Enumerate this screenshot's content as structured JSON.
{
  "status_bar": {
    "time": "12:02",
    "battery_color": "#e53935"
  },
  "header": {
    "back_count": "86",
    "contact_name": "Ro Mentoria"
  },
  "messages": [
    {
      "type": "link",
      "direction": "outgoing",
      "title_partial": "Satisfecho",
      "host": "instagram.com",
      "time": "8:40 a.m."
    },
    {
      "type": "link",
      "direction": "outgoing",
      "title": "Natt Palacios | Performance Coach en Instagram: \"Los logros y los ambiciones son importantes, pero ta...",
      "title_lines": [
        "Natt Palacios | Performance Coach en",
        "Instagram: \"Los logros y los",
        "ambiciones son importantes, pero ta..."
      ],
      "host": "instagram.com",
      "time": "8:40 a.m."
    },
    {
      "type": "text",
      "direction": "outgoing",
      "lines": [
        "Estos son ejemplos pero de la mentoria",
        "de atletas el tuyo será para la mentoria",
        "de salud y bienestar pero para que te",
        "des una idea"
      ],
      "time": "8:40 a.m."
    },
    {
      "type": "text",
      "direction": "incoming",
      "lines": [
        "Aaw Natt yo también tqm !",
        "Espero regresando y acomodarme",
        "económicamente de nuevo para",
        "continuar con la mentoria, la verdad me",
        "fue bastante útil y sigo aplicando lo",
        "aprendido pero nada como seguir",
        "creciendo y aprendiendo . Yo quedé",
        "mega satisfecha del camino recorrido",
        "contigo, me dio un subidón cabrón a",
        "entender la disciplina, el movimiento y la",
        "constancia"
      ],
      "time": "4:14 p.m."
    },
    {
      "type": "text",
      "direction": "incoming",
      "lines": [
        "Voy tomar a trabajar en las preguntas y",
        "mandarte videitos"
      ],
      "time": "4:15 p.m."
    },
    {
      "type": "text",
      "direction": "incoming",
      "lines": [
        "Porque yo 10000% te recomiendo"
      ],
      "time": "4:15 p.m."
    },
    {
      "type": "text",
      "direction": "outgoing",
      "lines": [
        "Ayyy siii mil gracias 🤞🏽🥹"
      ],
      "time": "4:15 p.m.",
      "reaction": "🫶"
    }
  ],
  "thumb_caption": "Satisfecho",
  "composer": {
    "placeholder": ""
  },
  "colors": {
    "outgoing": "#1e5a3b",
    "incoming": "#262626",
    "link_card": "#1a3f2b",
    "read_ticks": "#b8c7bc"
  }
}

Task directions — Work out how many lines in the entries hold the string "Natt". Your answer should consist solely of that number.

Your response — 3